> _Work order_
Print out the complete set of records below, exactly as they read.

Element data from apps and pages
_ _ _ _ _ _ _

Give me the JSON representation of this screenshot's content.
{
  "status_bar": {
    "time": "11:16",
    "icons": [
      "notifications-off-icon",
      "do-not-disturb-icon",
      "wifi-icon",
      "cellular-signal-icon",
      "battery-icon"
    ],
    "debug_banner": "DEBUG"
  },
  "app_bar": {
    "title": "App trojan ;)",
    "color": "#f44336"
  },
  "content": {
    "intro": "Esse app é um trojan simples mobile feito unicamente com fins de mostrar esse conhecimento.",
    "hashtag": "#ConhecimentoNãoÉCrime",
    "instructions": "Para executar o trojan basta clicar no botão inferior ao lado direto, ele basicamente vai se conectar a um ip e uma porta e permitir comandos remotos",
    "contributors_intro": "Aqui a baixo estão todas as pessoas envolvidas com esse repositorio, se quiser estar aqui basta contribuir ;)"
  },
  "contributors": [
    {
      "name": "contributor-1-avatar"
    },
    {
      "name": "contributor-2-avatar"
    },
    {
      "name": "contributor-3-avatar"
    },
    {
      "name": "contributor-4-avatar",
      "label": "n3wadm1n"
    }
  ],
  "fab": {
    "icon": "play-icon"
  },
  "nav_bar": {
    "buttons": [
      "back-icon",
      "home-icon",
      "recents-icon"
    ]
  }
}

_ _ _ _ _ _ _

> _Reply_
Give me the JSON representation of this screenshot's content.
{
  "status_bar": {
    "time": "11:16",
    "icons": [
      "notifications-off-icon",
      "do-not-disturb-icon",
      "wifi-icon",
      "cellular-signal-icon",
      "battery-icon"
    ],
    "debug_banner": "DEBUG"
  },
  "app_bar": {
    "title": "App trojan ;)",
    "color": "#f44336"
  },
  "content": {
    "intro": "Esse app é um trojan simples mobile feito unicamente com fins de mostrar esse conhecimento.",
    "hashtag": "#ConhecimentoNãoÉCrime",
    "instructions": "Para executar o trojan basta clicar no botão inferior ao lado direto, ele basicamente vai se conectar a um ip e uma porta e permitir comandos remotos",
    "contributors_intro": "Aqui a baixo estão todas as pessoas envolvidas com esse repositorio, se quiser estar aqui basta contribuir ;)"
  },
  "contributors": [
    {
      "name": "contributor-1-avatar"
    },
    {
      "name": "contributor-2-avatar"
    },
    {
      "name": "contributor-3-avatar"
    },
    {
      "name": "contributor-4-avatar",
      "label": "n3wadm1n"
    }
  ],
  "fab": {
    "icon": "play-icon"
  },
  "nav_bar": {
    "buttons": [
      "back-icon",
      "home-icon",
      "recents-icon"
    ]
  }
}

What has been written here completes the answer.